Book Review: Animal, Vegetable, Miracle
I finished reading the book ‘Animal, Vegetable, Miracle’ a few days ago, one of things which inspired me to increase our garden from five 4’x4′ vegetable garden beds to eight. The three new beds are fully above-ground with a plywood base sitting on part of the gravel where I had been parking my car. There is room for two more beds, but then I wouldn’t even be able to park my car there in a pinch. I’m excited, as I planted garlic and shallots today, which will establish their root system over the winter, and develop a proper planty part in the spring.
As for the book, it is essentially 4 books in one, and I had a different attitude about each element of the book.
- On one extreme, the book includes significant “preachy” content about the (completely genuine) horrors that CAFO’s make our meat, and the legitimate concerns about a society which values everything ripe at all times, no matter the fuel required to enjoy asparagus in December.
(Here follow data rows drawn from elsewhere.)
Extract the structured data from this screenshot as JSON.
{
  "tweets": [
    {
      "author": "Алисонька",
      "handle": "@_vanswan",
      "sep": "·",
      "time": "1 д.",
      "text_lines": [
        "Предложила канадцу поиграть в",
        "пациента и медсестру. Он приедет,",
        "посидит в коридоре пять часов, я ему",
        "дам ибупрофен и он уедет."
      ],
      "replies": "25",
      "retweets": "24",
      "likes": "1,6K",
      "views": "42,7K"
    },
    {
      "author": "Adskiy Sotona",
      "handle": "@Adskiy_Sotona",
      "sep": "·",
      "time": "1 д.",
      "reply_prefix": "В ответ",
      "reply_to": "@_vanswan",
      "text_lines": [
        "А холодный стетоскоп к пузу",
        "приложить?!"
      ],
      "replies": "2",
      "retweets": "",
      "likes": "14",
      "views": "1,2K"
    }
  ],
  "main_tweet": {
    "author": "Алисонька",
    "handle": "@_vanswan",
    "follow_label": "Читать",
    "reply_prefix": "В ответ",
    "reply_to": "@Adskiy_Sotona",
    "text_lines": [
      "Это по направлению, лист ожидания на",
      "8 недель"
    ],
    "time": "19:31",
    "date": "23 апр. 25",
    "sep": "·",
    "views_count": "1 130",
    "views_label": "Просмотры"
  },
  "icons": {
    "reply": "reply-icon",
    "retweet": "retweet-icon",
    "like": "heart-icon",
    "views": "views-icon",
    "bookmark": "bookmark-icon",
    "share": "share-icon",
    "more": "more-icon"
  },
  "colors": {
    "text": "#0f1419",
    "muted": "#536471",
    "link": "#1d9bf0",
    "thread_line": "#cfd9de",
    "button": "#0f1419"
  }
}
This is important info, but I don’t enjoy the constant reminders.
- Another element is a genuine narrative about their lives. I did not find this especially interesting, but it did tie the story together.
- The most compelling part for me is the detailed recount of the actual process required to grow your own food for a year, or source it from your community. I enjoyed learning about their experiences raising (and processing) chickens and turkeys, learning to make mozzarella, finding suprising spring foods at the farmers market and the details of a large near-sustinance farming experiment.
- There were also excerpts from her daughter, whichprovided short stories from an alternate perspective, followed by some recipes that follow the seasons appropriately. I made some dried tomatoes following one of the recipes, and will try to make a sundried tomato pesto sometime after fresh tomatoes are no longer outside and at the farmers market.
Overall, I enjoyed the book, but enjoy more the rejuvenated entusiasm in my own garden.